ABOUT THIS TASK:
Copy each line below holding "front".

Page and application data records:
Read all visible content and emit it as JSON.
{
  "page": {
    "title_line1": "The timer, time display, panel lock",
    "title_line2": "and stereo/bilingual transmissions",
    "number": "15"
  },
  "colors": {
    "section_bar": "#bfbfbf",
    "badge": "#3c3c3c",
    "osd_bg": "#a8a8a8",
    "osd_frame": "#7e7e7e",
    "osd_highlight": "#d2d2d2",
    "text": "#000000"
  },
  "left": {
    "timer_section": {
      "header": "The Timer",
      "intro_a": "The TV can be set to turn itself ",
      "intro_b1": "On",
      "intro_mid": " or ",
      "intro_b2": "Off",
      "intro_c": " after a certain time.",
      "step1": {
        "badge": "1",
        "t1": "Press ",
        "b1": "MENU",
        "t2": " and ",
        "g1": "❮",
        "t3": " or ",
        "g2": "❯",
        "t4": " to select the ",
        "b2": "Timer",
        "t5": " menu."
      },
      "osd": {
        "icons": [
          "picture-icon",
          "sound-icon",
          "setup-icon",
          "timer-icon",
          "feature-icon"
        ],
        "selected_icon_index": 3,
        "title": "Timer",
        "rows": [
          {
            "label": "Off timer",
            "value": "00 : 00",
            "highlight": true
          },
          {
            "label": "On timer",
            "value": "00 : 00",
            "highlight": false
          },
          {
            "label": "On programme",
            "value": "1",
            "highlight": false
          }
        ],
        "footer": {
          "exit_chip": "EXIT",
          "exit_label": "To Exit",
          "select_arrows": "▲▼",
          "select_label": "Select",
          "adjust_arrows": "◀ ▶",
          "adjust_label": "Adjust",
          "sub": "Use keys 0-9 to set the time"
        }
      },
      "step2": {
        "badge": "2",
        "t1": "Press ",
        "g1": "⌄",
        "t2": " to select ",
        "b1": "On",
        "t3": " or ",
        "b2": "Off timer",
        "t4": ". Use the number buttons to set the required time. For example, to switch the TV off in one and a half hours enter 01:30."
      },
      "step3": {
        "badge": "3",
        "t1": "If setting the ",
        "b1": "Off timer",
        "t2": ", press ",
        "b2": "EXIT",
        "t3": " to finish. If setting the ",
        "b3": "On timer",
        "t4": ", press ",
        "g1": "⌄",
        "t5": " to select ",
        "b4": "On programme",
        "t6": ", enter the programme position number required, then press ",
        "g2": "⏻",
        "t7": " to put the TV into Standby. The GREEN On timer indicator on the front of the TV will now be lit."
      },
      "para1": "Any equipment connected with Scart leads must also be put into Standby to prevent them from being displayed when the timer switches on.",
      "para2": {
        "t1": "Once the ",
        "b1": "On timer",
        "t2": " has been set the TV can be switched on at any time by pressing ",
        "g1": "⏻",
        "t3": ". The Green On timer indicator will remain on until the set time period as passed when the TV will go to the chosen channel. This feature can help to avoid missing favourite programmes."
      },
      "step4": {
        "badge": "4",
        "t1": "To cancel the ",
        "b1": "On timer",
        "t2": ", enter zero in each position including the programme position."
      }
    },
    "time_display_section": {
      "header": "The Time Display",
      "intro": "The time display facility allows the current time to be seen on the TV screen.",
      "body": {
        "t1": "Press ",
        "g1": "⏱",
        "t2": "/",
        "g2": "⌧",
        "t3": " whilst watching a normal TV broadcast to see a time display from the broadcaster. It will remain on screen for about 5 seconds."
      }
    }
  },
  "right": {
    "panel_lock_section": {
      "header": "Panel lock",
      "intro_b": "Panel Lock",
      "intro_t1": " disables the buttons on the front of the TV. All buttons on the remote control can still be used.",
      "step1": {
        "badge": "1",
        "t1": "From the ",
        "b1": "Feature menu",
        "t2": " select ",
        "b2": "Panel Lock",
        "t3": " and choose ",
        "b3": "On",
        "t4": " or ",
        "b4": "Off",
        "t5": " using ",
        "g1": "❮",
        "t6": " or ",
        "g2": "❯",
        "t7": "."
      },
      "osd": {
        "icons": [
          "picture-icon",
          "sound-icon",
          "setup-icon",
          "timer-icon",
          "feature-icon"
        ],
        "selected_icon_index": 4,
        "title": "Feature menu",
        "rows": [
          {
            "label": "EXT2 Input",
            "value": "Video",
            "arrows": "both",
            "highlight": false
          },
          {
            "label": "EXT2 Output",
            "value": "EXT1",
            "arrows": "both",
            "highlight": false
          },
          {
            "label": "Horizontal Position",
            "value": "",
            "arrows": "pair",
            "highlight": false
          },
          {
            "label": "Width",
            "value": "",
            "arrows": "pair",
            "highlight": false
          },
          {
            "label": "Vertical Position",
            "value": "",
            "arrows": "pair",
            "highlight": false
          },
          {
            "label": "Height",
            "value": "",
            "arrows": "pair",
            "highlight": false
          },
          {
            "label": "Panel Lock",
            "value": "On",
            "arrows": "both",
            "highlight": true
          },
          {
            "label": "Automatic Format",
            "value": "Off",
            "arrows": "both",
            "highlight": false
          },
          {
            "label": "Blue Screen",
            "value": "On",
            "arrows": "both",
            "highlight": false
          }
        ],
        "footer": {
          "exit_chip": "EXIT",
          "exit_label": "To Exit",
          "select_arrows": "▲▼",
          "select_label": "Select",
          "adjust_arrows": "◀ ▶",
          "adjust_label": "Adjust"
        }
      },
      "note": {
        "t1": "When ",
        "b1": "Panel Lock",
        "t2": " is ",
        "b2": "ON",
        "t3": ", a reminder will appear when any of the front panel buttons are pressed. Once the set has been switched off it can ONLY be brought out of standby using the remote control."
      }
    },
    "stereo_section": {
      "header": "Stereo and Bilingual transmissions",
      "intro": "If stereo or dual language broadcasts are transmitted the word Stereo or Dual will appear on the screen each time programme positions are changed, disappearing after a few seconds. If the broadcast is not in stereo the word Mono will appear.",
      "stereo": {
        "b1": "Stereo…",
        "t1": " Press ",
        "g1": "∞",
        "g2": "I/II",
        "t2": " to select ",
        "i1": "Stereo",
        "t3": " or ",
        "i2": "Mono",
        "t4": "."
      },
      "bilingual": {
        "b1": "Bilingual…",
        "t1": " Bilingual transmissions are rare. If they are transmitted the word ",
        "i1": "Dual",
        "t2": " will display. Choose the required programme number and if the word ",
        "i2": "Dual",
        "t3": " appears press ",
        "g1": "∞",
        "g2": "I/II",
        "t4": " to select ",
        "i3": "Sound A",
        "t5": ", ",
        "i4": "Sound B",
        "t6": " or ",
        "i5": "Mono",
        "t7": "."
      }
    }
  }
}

EXERCISE SOLUTION:
        "t7": " to put the TV into Standby. The GREEN On timer indicator on the front of the TV will now be lit."
      "intro_t1": " disables the buttons on the front of the TV. All buttons on the remote control can still be used.",
        "t3": ", a reminder will appear when any of the front panel buttons are pressed. Once the set has been switched off it can ONLY be brought out of standby using the remote control."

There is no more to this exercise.